▶ _Data supplied_:
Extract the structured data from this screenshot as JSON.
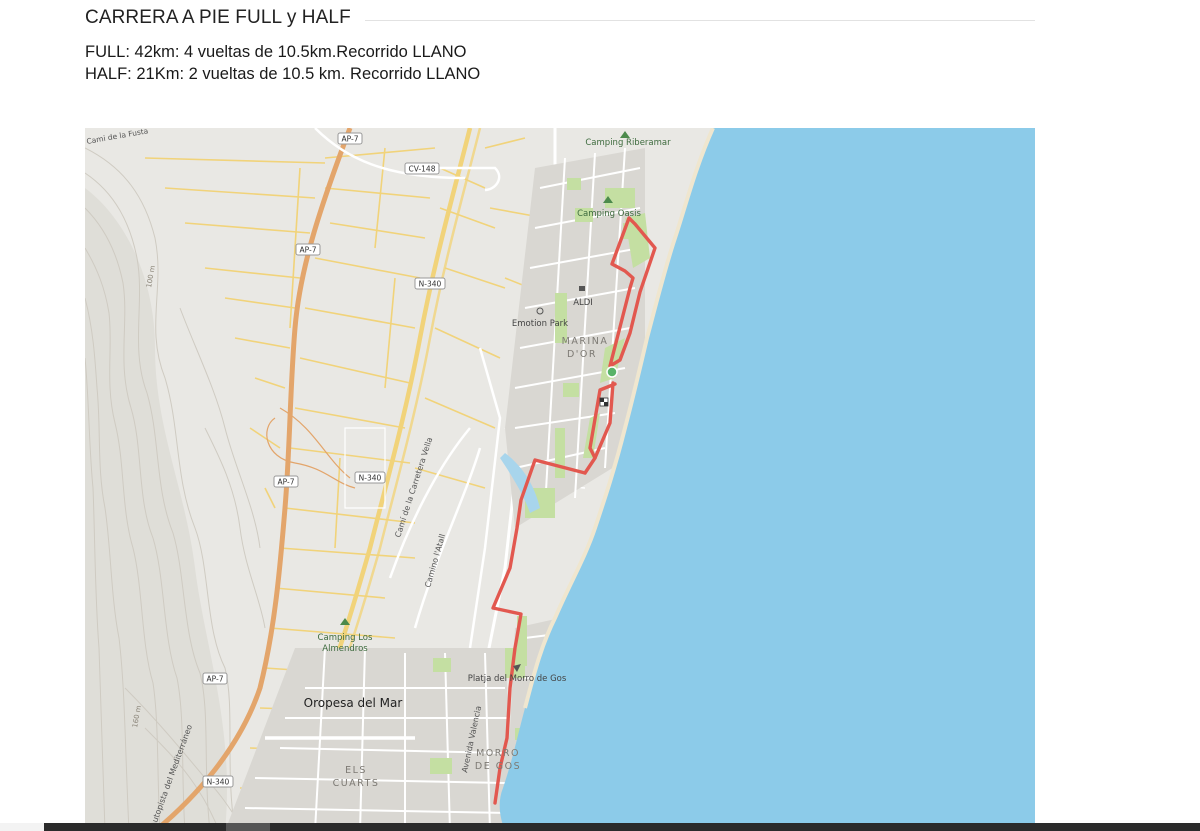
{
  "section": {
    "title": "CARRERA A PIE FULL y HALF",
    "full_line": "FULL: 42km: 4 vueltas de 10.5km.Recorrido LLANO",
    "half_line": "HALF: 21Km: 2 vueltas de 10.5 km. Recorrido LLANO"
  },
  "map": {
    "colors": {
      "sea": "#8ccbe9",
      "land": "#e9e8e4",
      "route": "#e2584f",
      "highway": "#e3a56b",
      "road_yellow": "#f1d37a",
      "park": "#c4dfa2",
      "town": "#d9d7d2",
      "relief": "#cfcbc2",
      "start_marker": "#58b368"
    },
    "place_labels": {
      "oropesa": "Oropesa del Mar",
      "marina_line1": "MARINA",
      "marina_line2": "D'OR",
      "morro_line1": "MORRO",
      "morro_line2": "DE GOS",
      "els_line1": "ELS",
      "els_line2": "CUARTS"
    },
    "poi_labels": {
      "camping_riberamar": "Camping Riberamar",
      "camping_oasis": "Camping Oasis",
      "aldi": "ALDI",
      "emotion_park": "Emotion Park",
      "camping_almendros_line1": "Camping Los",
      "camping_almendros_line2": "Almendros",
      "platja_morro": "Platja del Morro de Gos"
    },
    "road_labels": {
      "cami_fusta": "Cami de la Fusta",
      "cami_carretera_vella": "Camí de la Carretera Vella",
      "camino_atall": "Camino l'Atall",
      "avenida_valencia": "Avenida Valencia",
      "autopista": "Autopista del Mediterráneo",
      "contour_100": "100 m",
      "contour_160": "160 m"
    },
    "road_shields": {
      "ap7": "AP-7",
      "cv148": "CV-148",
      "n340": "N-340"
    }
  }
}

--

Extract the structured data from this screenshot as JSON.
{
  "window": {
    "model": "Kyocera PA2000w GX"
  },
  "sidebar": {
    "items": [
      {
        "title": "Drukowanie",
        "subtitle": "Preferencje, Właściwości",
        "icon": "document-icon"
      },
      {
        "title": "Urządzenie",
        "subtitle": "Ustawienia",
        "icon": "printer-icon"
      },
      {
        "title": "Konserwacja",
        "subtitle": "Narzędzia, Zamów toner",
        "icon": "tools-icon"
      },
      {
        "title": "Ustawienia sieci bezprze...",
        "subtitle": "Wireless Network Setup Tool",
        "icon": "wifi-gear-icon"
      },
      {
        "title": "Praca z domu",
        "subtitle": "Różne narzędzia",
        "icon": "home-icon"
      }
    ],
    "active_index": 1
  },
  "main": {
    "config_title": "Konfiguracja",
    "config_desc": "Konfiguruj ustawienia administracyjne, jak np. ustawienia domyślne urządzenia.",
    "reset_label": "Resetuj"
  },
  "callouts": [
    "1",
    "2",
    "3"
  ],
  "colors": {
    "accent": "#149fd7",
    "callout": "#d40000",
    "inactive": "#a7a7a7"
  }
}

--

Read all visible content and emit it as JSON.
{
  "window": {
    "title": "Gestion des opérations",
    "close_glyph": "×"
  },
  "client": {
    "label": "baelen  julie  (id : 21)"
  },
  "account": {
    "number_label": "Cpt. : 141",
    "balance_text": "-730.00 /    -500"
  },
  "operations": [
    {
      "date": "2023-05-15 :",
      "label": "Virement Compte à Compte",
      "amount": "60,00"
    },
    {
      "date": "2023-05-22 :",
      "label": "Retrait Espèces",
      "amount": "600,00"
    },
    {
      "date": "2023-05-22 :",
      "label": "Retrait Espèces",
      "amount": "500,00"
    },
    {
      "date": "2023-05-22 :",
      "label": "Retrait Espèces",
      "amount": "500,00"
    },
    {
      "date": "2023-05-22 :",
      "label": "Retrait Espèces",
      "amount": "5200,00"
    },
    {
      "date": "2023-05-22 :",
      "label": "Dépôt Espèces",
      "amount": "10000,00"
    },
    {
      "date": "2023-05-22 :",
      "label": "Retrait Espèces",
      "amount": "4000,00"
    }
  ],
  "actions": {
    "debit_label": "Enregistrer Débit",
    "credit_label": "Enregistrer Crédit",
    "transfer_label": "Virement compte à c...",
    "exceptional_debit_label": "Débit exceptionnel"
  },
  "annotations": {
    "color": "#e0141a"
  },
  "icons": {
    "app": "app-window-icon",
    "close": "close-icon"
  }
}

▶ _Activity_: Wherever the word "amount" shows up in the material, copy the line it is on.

▶ _Solved problem_:
      "amount": "60,00"
      "amount": "600,00"
      "amount": "500,00"
      "amount": "500,00"
      "amount": "5200,00"
      "amount": "10000,00"
      "amount": "4000,00"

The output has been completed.